Certain Saints, at the time of their death or many years later after they were exhumed, were found to be incorruptable. That is to say, their bodies did not decompose. In many cases this was before any embalming or mummification pratices were used in Europe, so there is no scientific explaination for this lack of decay. In incorrupt saint can appear almost as if alive or may look like a mummy with darked skin drawn tight, but the body retains a suppleness and has no signs of decay. Some recent research has shown that a few saints thought to be incorrupt, were actually preserved through some process, but this is a small percentage of those saints called incorrupt. Many incorrupt saints are on display in churches throughout Europe.
Some curious facts:
- Some incorrupt saints have undergone decapitation or having their tongues or hands cut off after death. The part of the body removed is then displayed in one church while the rest of the body is displayed elsewhere (even this devout Deacon finds this pretty gruesome).
- Not all saints incorrupt, and no one can figure out why those that are incorrupt have remained that way.
- The Russian Communists hoping to capture the imagination of the religious serfs of Russia, preserved Lenin’s body and put it on display like an incorrupt saint. Unlike the incorrupt saints, 70 doctors and a lot of equipment and chemicals keep Lenin for decomposing
A patron is a benefactor or protector. Since very early in Church history, there were some saints regarded as protectors and intercessors for persons, churches and dioceses and for the Church universal. The name taken in Baptism and Confirmation is frequently of a patron saint. Very early on, saints became associated with certain causes or professions and became the patrons of those causes and professions. They are called upon as asked to pray for us in these fields.
Some curious examples:
- Patron Saint of Artists – St. Luke – even though Luke was a Doctor, he was believed to have painted the first icon. St. Luke is also the patron of Doctors (along with several other saints).
- Patron Saint of Cooks – St. Lawrence – Lawrence was a Deacon who died as a martyr by being roasted alive on a large griddle by the Romans. It is said (and this is not a joke) that during his sufferings, Lawrence told his torturers: “Turn me over I am done on this side.”
- Patron Saint of Dentists – St. Apollonia – her teeth were pulled out by her Roman torturers.
- Patron Saint of Headache suffers – St. Teresa of Avila – she suffered from extreme migraines
- Patron Saint of Paratroopers – St. Michael the Archangel – If I jump from a plane, I hope I have a pair of wings!
- Patron Saint of Voting – St. Chad – no kidding! St. Chad was appointed bishop of York by an English King. The king’s son appointed someone else. When the new Archbishop of Canterbury arrived in England, he accused Chad of being improperly selected as bishop. Chad humbly stepped down. The Archbisop was so impressed by Chad’s response, that he asked the king to make Chad bishop in another diocese.
To find out more about the saints, check out these books:

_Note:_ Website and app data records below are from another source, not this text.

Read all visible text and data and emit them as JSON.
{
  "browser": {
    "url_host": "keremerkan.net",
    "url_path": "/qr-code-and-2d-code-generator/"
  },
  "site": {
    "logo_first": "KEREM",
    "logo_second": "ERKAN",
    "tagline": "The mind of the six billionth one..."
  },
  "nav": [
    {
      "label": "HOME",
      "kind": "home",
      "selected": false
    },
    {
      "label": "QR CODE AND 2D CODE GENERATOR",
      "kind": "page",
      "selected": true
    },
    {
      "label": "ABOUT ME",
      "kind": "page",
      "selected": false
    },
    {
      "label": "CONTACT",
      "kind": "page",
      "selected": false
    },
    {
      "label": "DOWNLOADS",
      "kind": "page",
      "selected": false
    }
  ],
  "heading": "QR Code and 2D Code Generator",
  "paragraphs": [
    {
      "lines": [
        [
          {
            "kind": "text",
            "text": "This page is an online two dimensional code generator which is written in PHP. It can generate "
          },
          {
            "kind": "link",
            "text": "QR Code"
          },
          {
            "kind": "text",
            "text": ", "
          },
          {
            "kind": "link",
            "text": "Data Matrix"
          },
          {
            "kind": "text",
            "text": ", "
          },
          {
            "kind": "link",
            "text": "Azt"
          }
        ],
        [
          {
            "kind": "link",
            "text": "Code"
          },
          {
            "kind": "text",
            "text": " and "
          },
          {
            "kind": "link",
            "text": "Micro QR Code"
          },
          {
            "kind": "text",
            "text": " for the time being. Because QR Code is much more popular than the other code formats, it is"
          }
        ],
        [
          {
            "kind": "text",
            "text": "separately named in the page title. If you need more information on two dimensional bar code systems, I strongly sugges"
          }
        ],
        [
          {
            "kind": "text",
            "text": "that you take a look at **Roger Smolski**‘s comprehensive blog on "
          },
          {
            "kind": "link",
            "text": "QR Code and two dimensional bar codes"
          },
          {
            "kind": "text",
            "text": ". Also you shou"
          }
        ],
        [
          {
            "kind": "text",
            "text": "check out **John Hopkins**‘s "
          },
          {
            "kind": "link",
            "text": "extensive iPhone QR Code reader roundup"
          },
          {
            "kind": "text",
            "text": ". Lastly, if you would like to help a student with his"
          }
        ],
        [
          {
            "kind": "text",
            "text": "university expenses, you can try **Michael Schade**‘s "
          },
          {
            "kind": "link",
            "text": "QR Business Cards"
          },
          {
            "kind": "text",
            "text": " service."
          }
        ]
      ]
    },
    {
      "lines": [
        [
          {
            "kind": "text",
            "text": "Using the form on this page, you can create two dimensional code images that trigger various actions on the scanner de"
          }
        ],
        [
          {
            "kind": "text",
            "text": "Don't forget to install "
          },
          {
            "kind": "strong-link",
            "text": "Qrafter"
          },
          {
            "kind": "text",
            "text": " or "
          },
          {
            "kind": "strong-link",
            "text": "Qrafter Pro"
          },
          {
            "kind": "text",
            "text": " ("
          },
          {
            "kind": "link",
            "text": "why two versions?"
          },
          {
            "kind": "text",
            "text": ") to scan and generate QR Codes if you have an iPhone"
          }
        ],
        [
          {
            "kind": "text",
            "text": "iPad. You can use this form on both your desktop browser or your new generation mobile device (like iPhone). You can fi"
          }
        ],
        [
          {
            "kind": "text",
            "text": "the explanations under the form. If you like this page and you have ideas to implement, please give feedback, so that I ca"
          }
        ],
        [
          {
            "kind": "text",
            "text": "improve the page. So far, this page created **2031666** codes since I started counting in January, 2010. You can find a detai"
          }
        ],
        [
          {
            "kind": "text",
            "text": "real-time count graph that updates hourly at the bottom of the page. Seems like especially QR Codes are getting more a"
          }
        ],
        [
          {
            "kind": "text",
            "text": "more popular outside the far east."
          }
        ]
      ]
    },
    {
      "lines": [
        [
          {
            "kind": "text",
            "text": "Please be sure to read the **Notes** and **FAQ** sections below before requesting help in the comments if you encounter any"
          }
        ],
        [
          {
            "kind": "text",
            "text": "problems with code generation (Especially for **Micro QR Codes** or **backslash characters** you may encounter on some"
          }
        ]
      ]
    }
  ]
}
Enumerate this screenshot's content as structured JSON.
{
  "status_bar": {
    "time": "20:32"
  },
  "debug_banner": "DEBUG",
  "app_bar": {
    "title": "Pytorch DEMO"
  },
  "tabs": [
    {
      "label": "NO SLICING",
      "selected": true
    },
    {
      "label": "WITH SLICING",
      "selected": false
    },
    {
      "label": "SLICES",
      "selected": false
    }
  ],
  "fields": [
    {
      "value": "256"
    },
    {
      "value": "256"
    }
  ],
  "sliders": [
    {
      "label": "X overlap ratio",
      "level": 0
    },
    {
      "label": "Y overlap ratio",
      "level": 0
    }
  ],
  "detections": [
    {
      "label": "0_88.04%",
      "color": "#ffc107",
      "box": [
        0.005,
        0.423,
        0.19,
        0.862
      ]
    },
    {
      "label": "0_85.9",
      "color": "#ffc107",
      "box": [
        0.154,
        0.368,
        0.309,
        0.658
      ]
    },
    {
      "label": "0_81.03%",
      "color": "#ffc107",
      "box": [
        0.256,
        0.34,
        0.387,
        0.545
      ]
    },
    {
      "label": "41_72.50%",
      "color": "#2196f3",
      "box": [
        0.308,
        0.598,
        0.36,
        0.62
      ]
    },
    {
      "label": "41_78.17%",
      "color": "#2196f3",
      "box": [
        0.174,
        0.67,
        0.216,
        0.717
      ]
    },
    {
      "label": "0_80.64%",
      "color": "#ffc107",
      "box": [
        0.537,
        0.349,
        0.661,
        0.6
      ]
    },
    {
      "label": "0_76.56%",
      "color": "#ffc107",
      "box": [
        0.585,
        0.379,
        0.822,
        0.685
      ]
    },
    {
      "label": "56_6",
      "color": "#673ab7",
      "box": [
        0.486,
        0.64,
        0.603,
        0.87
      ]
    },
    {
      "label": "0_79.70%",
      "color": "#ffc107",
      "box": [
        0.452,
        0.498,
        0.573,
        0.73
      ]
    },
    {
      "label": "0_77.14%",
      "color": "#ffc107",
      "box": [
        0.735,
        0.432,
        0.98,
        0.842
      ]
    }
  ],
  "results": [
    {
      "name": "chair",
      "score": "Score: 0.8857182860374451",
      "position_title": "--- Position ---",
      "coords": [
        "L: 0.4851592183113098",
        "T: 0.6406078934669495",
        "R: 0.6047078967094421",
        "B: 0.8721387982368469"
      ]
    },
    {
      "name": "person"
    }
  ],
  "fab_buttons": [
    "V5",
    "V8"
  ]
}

Lives of the Saints(2 volumes) by Rev. Hugo Hoever and published by Catholic Book Publishing Co.
Pocket Dictionary of Saints by John J. Delaney and published by Image Books.
Butler’s Lives of the Saints – there are many editions, but this is considered the definitive book on saints.